Failure to recognize PPA as an etiological agent in the onset of symptoms usually led to a diagnosis of schizophrenia or mania, lengthy hospitalization, and treatment with substantial doses of neuroleptics or lithium.
While generally safe at recommended doses, PPA can be hazardous to susceptible individuals and we urge physicians to be alert to the potential for PPA related psychiatric reactions. We have compiled an alphabetized table (Table 1: Prescription and Over-the-Counter Products Containing Phenylpropanolamine) allowing busy clinicians quick access to those drugs containing PPA.
PMID: 3060884 [PubMed – indexed for MEDLINE]

[Mania following the use of a decongestant].

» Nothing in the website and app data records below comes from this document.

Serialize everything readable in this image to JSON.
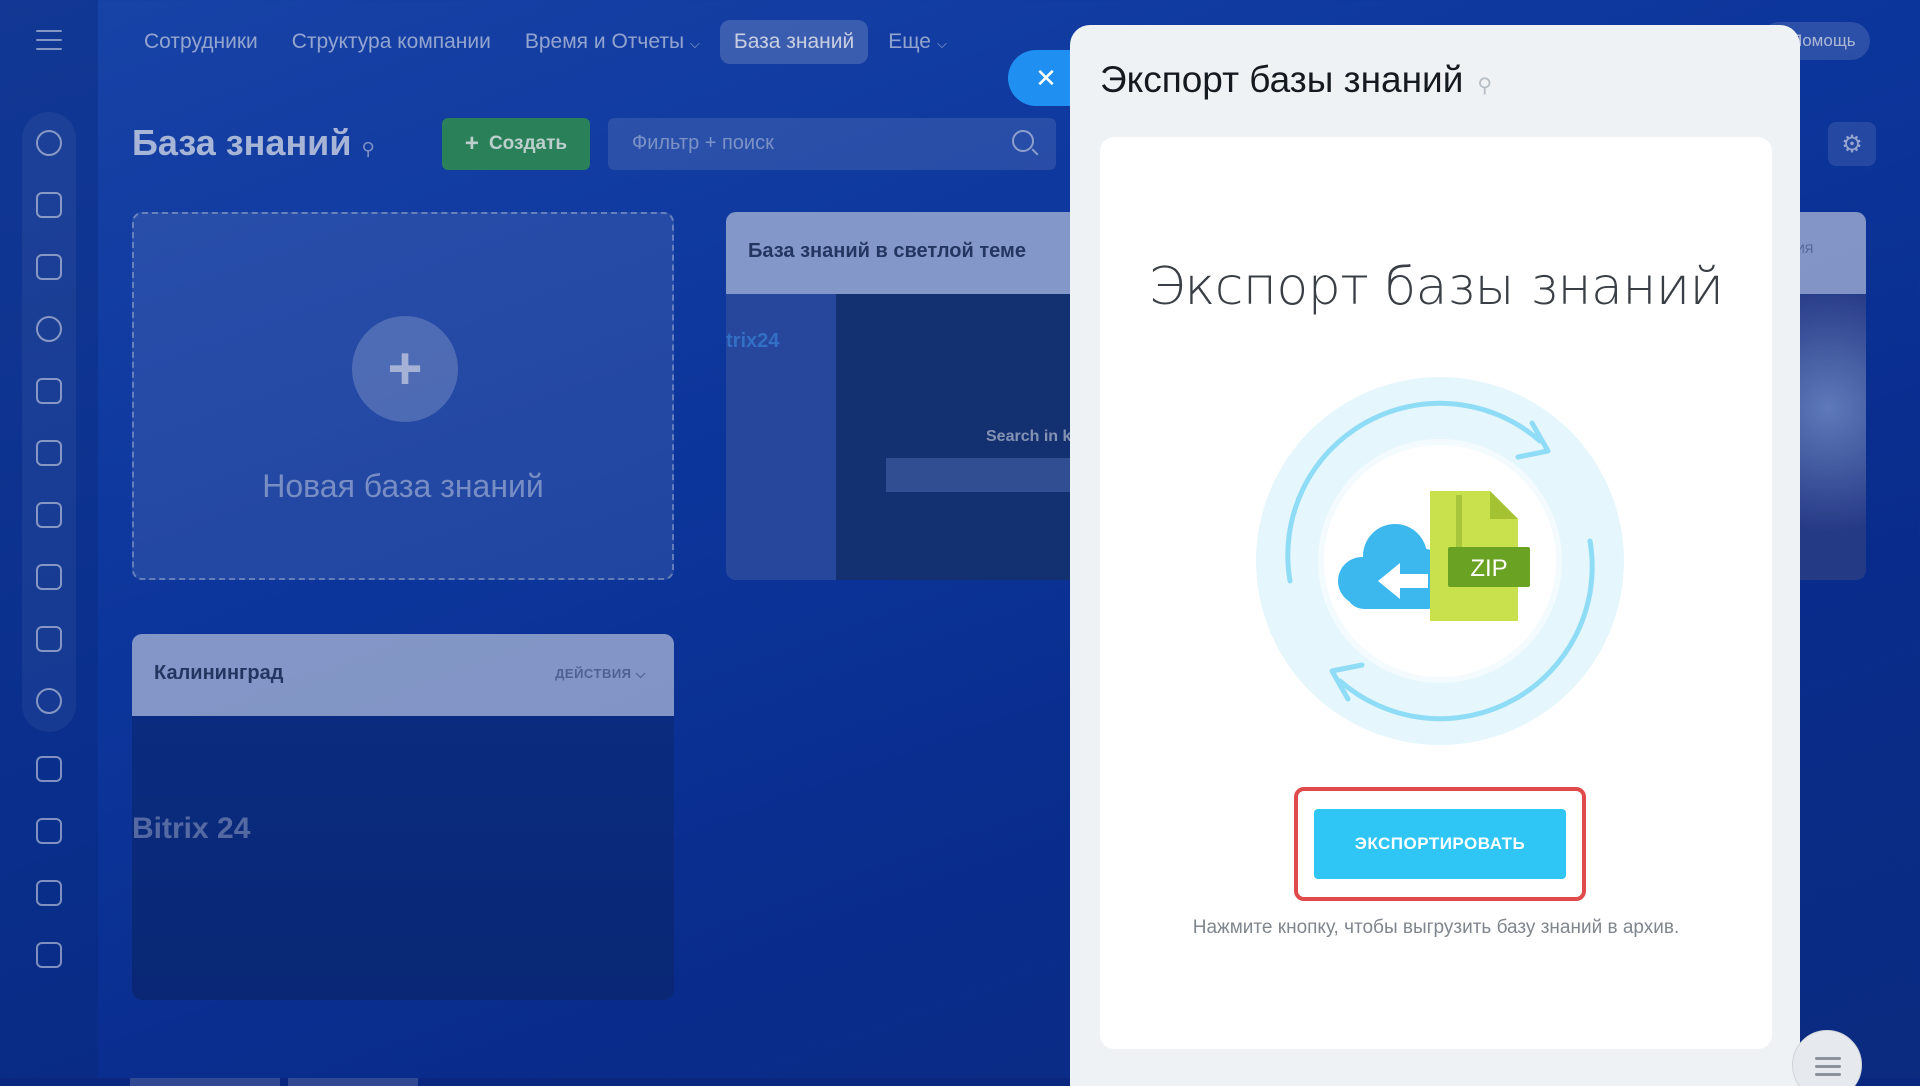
{
  "topnav": {
    "items": [
      {
        "label": "Сотрудники"
      },
      {
        "label": "Структура компании"
      },
      {
        "label": "Время и Отчеты"
      },
      {
        "label": "База знаний"
      },
      {
        "label": "Еще"
      }
    ],
    "help_label": "Помощь"
  },
  "page": {
    "title": "База знаний",
    "create_label": "Создать",
    "search_placeholder": "Фильтр + поиск"
  },
  "cards": {
    "new_kb_label": "Новая база знаний",
    "light_title": "База знаний в светлой теме",
    "light_brand": "trix24",
    "light_search_text": "Search in k",
    "kal_title": "Калининград",
    "kal_actions": "ДЕЙСТВИЯ",
    "kal_brand": "Bitrix 24",
    "right_actions": "ИЯ"
  },
  "slider": {
    "title": "Экспорт базы знаний",
    "heading": "Экспорт базы знаний",
    "zip_label": "ZIP",
    "export_button": "ЭКСПОРТИРОВАТЬ",
    "hint": "Нажмите кнопку, чтобы выгрузить базу знаний в архив."
  },
  "colors": {
    "accent": "#2fc6f6",
    "close": "#1f8ff2",
    "highlight": "#e14a4a",
    "create": "#2f8f5a"
  }
}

Tijdschr Psychiatr. 2007;49(2):125-9.
[Article in Dutch]

Stuer K, Claes S.
Psychiatrisch Ziekenhuis Heilig Hart, Ieper, België.


We report on the case of a 56-year-old woman with no psychiatric history who had a manic episode after taking a decongestant containing pseudoephedrine (a secondary or organic mania). The aetiology, differential diagnosis, treatment and risk factors for a manic episode are discussed. In addition, we review published articles on the subject of mania induced by pseudoephedrine.
PMID: 17290343 [PubMed – indexed for MEDLINE]

Cough syrup psychosis.

CJEM. 2011 Jan;13(1):53-6.

Amaladoss A, O’Brien S.

Department of Psychiatry, Queen’s University, Kingston, ON, Canada.

Over-the-counter medications are widely accessible and used. Cough suppressant syrups contain dextromethorphan (DM), which has the potential to be abused, with resultant psychiatric symptoms. This case report describes a young woman presenting with psychotic mania secondary to DM abuse. We also describe the treatment of this toxidrome and include the results of a literature search on this topic. The recognition of cough syrup as an agent of abuse and its toxidrome is important. This will facilitate early diagnostic clarification and promote efficient treatment strategies.

PMID: 21324299 [PubMed – in process]

Cough mixture induced psychosis.

Br J Clin Pract. 1996 Oct-Nov;50(7):400-1.

Lee DT, Lam LC, Chan KP, Leung HC.
Department of Psychiatry, Chinese University of Hong Kong, Hong Kong.


Cough mixture is the third most commonly abused substance in Hong Kong. Over the last two years, ten cases of cough mixture-induced psychosis were admitted to a University hospital. All of them were clinically indistinguishable from paranoid schizophrenia, but the psychotic symptoms often resolved promptly with the cessation of cough mixture use or a small dose of haloperidol. A representative case is described. The possible underlying aetiological mechanism and the treatment principle are discussed.

PMID: 9015916 [PubMed – indexed for MEDLINE]

Up ↑